Saving Lives with Sterile Electronics

A USA Today story was a wake-up call to Brad Whitchurch, who was working as a manufacturer’s rep for a company trying to get into the U.S. retail market with its washable computer keyboards.

“A clinical study had shown that the average keyboard had more than 400 times as much bacteria as a public toilet. My phone started ringing off the hook but then I realized that what I was selling wasn’t engineered for hospitals
— and that’s where the market was.”

Borrowing against retirement funds, credit cards, and loans from friends and family, Whitchurch started Seal Shield in 2006 to target the medical industry where 100,000 people die from hospital-acquired infections every year.

Seal Shield was an immediate success because the demand was there, but rapid growth caused major problems, he said. “We were increasing sales every year, but still losing money, until I met (Vistage Chair) George Robbins. He made a casual comment that wasn’t directed specifically at me but hit home: ‘You need to fire underperforming employees, cut unprofitable customers, and raise prices every year.’ ”

That advice was so important to Seal Shield’s turn-around that the company now has four employees who are members of other Vistage groups. “We can absolutely see that joining Vistage pays for itself.”

With revenues at the 10-year-old company approaching $20 million, Vistage continues to help Whitchurch navigate the challenges of a rapidly growing company. “A lot of entrepreneurs feel like their experiences are unique but many Vistage members have seen those exact issues and have already overcome them.
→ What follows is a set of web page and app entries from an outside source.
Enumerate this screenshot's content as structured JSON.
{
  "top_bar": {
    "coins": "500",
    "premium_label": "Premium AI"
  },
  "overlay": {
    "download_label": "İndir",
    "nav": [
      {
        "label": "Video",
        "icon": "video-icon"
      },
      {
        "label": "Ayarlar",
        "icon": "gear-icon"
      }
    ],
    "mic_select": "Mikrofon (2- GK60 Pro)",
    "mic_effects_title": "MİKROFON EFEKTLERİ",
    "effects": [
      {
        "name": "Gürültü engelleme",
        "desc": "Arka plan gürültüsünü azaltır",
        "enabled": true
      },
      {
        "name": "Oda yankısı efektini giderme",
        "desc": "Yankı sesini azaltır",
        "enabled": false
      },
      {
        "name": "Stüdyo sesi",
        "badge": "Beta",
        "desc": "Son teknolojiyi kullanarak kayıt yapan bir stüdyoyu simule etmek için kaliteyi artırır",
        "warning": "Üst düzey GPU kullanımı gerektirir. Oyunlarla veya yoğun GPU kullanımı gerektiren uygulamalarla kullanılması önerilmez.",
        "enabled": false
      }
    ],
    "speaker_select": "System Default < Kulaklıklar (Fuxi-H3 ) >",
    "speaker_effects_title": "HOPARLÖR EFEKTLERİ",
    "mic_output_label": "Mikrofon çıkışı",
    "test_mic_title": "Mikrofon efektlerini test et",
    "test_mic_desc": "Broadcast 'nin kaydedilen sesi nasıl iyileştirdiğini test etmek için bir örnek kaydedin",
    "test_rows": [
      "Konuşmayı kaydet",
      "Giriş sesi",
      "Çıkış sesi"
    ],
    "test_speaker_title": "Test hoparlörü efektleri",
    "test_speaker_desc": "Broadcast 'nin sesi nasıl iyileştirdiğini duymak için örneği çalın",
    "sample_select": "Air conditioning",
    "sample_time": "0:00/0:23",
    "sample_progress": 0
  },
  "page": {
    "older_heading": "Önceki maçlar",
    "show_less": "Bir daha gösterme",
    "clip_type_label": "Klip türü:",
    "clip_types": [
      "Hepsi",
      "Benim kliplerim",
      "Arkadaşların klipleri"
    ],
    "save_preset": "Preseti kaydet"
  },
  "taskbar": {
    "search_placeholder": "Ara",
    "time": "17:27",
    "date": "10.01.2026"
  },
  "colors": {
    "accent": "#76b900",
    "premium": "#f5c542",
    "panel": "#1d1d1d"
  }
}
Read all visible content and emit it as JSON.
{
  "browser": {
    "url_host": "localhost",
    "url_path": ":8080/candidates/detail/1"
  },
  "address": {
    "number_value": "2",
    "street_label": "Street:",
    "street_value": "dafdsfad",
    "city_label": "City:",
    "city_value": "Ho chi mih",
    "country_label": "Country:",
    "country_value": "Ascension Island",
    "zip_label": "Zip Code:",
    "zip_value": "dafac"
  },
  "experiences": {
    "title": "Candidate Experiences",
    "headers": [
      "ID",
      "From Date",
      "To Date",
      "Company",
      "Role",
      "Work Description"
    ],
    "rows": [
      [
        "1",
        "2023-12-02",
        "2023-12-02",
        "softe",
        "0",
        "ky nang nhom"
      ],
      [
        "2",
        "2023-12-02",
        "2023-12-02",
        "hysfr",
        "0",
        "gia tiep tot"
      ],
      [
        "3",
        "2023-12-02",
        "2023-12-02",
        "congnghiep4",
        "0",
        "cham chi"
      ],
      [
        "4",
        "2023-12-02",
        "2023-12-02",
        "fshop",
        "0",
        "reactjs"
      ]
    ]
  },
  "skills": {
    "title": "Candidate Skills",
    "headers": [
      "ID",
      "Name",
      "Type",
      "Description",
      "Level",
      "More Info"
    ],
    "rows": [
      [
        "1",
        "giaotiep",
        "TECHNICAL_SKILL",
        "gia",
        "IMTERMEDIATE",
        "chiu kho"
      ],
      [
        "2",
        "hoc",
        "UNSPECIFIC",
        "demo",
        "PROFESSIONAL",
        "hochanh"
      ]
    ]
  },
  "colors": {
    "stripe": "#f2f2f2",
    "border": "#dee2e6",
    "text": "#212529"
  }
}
As a Vistage member, you learn about best practices that really work so you don’t need to travel the ‘trial and error’ route.”

Whitchurch’s long-term goal is to be the one-stop shop for anti-infection products, beginning with a new “electroclave” mobility management system – think autoclave for tablets and cell phones — as hospital workers move away from the traditional computers and keyboards.

Lessons learned from speakers at Vistage meetings are being incorporated into Seal Shield’s corporate culture, including a program on Ownership Thinking where Whitchurch invited the speaker back to make a presentation at the company retreat. “I learn so much from the guest speakers,” he said. “I almost always take away something that impacts my company or my team.”

And Robbins is delighted to be part of a company that is saving lives. “What we do at Vistage is help CEOs do their jobs better so their customers and employees benefit,” he says. “With Seal Shield, it’s even more heart-warming because when they do better, they’re saving more lives – and we’re indirectly helping to save lives too.”